**DATA LISTING**
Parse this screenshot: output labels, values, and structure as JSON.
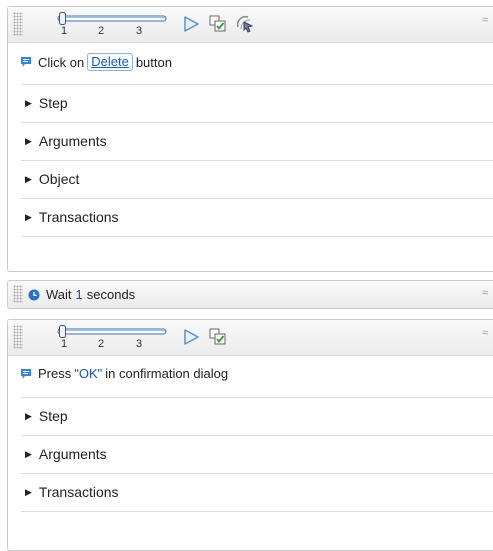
{
  "panel1": {
    "slider": {
      "ticks": [
        "1",
        "2",
        "3"
      ],
      "position": 1
    },
    "description": {
      "prefix": "Click on",
      "object": "Delete",
      "suffix": "button"
    },
    "sections": [
      "Step",
      "Arguments",
      "Object",
      "Transactions"
    ],
    "collapse_symbol": "≈"
  },
  "wait": {
    "prefix": "Wait",
    "value": "1",
    "suffix": "seconds",
    "expand_symbol": "≈"
  },
  "panel3": {
    "slider": {
      "ticks": [
        "1",
        "2",
        "3"
      ],
      "position": 1
    },
    "description": {
      "prefix": "Press",
      "value": "\"OK\"",
      "suffix": "in confirmation dialog"
    },
    "sections": [
      "Step",
      "Arguments",
      "Transactions"
    ],
    "collapse_symbol": "≈"
  },
  "colors": {
    "accent_blue": "#1a4fb0",
    "play_fill": "#e8f1fc",
    "play_stroke": "#5a8fd8",
    "wait_clock": "#2a6fcf",
    "bubble": "#3a86d8"
  },
  "icons": [
    "play-icon",
    "step-check-icon",
    "highlight-object-icon",
    "speech-bubble-icon",
    "clock-icon"
  ]
}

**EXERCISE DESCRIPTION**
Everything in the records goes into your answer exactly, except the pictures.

**YOUR RESPONSE**
Parse this screenshot: output labels, values, and structure as JSON.
{
  "panel1": {
    "slider": {
      "ticks": [
        "1",
        "2",
        "3"
      ],
      "position": 1
    },
    "description": {
      "prefix": "Click on",
      "object": "Delete",
      "suffix": "button"
    },
    "sections": [
      "Step",
      "Arguments",
      "Object",
      "Transactions"
    ],
    "collapse_symbol": "≈"
  },
  "wait": {
    "prefix": "Wait",
    "value": "1",
    "suffix": "seconds",
    "expand_symbol": "≈"
  },
  "panel3": {
    "slider": {
      "ticks": [
        "1",
        "2",
        "3"
      ],
      "position": 1
    },
    "description": {
      "prefix": "Press",
      "value": "\"OK\"",
      "suffix": "in confirmation dialog"
    },
    "sections": [
      "Step",
      "Arguments",
      "Transactions"
    ],
    "collapse_symbol": "≈"
  },
  "colors": {
    "accent_blue": "#1a4fb0",
    "play_fill": "#e8f1fc",
    "play_stroke": "#5a8fd8",
    "wait_clock": "#2a6fcf",
    "bubble": "#3a86d8"
  },
  "icons": [
    "play-icon",
    "step-check-icon",
    "highlight-object-icon",
    "speech-bubble-icon",
    "clock-icon"
  ]
}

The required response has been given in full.